Several years ago I was helping host a retreat for emerging leaders among the Christian churches and churches of Christ. One session began with the question, “What are you reading?” and every one in the circle of 25 had something different to report.
These men and women were reading widely—not only books about the Bible and church leadership, but also an assortment of biography, classic literature, and fiction. It was one of several times I’ve realized the future of our movement is strong because so many young leaders in our movement are strong.
This happened around the time the Barna Group was reporting that “92 percent of all pastors in the U.S. say they buy at least one book every month, and they average 3.8 books per month. . . . Compare that to the total population, where only 29.3 percent of American adults buy more than 10 books in the course of a year.”
Effective ministers realize that reading widely builds a foundation for all their ministry. Hopefully those ministers Barna interviewed were reading more than books on how to lead. By delving into history, biography, and the works of contemporary non-Christian thinkers, they will polish their own perspectives, discover points-of-view held by many hearing their sermons, and refine their outlook on all of life. They’ll find a bunch of good sermon illustrations, too!
Unfortunate is the Christian college student who sees no need to study literature or read fiction. Those who hold on to such narrow bias stunt their own growth and limit the depth and impact of their own teaching and preaching. (We pew sitters need to hear more than your personal experiences.)

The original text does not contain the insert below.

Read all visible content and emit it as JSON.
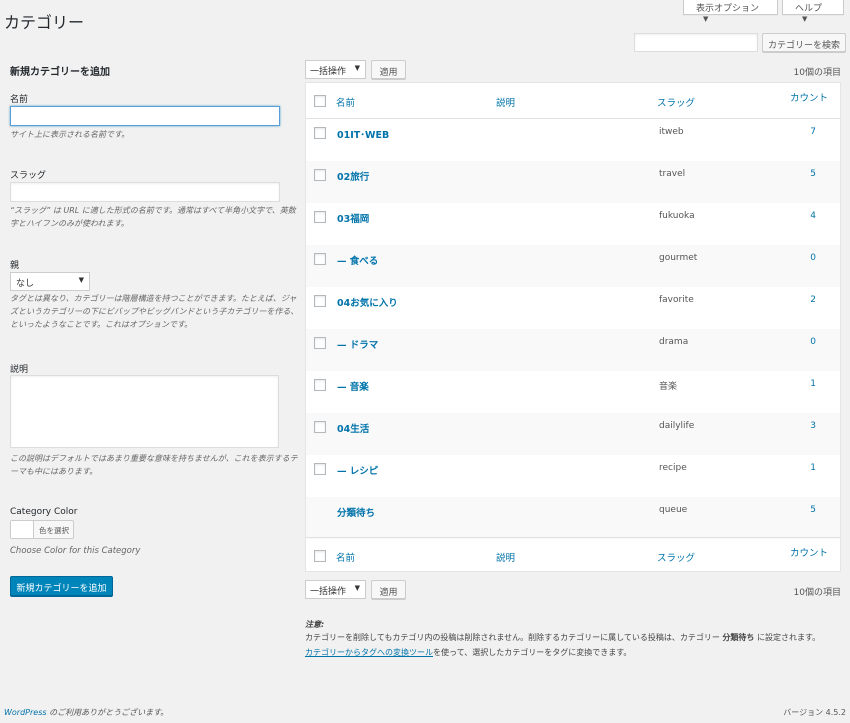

Fiction, especially, is ignored or repudiated by many men and too many ministers. But Kevin Vanhoozer, writing at The Gospel Coalition, offered “4 Reasons Pastor-Theologians Should Read Fiction.” I summarize his points below:
1. To become literate in humanity. “To love others we’ve got to be able to put ourselves in their place,” he wrote. “Reading fiction . . . helps us to understand those who are not like us.”
2. To experience life outside your own. “It’s one thing to know intellectually that some are not saved; it’s quite another to know vicariously with one’s whole being what that feels like.”
3. To understand your own call. He offered the example of Marilynne Robinson’s Gilead. “As much—if not more—could be learned about the life of a pastor from reading Gilead than from many books on pastoral theology.”
4. To grow in missionary competency. “Works of fiction open up not merely the lives of individuals but entire cultures.”
Throughout the decades CHRISTIAN STANDARD has spotlighted books. Not only have we published book reviews, but we’ve offered lists of books to help the reader with problems, issues, or questions our articles were considering. And LeRoy Lawson’s eclectic assortment of possibilities in his monthly “From My Bookshelf” column has offered a rich trove of possibilities for widening one’s exposure to the world around us.
Two weeks ago in this space I shared a report that book reading can add years to one’s life. But Christian leaders have a reason for reading even more important than that.
Our mission is to reach and redeem and reconcile the world to God. I’m glad for preachers and other leaders who know reading prepares us to fulfill that mission in ways unlike any other.